■ **TASK GOAL**: From the entries that follow, gather each line holding the word "arrows".

(Source data)
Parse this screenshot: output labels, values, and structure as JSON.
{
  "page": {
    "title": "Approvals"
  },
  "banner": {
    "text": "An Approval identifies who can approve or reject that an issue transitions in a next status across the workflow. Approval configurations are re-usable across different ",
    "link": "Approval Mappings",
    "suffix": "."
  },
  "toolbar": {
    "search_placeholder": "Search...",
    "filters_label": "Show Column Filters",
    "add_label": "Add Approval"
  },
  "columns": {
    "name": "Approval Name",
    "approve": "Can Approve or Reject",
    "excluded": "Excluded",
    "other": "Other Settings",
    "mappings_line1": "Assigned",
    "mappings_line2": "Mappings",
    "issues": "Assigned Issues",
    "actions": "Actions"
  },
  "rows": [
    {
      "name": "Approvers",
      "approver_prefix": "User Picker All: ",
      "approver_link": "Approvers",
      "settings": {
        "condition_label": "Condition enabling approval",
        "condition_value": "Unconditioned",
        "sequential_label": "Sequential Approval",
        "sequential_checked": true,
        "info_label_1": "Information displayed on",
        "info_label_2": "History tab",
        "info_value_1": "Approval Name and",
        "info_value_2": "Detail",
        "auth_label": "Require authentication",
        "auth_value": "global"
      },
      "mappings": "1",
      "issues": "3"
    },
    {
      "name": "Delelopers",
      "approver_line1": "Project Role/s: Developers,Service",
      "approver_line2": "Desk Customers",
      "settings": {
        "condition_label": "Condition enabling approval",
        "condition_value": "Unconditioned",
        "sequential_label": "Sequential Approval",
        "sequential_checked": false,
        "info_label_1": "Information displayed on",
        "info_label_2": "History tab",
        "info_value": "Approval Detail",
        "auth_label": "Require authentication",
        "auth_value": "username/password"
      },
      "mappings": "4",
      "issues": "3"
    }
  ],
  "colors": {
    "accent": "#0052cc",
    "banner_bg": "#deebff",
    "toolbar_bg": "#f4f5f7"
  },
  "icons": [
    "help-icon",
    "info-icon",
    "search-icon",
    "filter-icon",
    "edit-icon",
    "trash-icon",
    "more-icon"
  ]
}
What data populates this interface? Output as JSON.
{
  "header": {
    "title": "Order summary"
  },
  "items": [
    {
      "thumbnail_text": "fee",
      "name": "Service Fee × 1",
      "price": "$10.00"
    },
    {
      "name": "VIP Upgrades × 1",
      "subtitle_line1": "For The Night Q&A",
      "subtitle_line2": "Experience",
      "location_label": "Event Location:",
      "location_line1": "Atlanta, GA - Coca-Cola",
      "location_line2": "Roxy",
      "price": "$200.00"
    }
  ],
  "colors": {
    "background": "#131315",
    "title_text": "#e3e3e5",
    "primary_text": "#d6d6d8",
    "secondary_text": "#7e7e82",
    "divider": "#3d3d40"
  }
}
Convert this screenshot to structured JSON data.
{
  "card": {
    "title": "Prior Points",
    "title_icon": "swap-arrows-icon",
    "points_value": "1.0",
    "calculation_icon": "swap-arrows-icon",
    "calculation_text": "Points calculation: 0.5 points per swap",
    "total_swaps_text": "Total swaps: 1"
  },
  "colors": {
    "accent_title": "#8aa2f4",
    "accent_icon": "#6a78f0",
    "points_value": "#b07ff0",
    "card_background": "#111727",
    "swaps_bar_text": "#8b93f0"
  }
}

■ **RESPONSE TO THE EXERCISE**:
    "title_icon": "swap-arrows-icon",
    "calculation_icon": "swap-arrows-icon",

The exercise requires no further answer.